↓
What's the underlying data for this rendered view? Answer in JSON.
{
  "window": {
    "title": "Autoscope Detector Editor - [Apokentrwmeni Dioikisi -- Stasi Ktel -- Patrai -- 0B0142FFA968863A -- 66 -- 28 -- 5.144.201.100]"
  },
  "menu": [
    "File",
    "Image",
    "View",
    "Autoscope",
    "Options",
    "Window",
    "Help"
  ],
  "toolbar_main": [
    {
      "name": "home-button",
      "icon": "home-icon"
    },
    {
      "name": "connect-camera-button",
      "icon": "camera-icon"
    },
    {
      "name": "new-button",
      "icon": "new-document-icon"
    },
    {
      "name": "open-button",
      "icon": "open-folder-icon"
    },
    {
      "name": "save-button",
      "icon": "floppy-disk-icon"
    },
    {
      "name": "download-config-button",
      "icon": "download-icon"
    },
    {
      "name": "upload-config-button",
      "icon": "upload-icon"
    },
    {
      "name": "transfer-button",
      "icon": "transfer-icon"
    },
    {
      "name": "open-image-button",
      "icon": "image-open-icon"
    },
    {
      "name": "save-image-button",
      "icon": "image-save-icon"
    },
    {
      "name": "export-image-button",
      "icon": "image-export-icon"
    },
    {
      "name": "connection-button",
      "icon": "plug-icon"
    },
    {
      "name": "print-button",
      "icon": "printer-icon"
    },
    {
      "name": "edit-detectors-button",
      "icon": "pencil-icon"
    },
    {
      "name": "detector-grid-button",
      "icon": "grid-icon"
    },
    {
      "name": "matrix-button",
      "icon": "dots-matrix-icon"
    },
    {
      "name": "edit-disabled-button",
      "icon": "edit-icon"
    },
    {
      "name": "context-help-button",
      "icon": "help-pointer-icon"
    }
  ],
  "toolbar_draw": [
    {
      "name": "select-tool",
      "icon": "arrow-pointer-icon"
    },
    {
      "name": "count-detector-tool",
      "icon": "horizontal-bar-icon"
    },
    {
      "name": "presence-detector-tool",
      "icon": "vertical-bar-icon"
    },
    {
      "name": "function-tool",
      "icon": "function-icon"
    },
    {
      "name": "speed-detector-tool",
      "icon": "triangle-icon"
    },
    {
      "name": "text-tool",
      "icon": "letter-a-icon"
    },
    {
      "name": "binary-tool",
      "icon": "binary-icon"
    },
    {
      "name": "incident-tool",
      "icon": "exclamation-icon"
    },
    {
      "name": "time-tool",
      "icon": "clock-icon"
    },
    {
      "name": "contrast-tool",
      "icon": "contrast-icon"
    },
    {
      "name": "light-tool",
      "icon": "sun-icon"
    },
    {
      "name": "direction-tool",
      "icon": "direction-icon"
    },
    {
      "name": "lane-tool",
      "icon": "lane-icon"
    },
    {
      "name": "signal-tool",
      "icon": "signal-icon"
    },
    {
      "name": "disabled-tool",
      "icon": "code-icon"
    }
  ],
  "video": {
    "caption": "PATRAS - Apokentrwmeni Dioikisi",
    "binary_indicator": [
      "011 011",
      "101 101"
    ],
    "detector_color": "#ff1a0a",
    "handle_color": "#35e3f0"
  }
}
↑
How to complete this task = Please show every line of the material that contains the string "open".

Response =
      "name": "open-button",
      "icon": "open-folder-icon"
      "name": "open-image-button",
      "icon": "image-open-icon"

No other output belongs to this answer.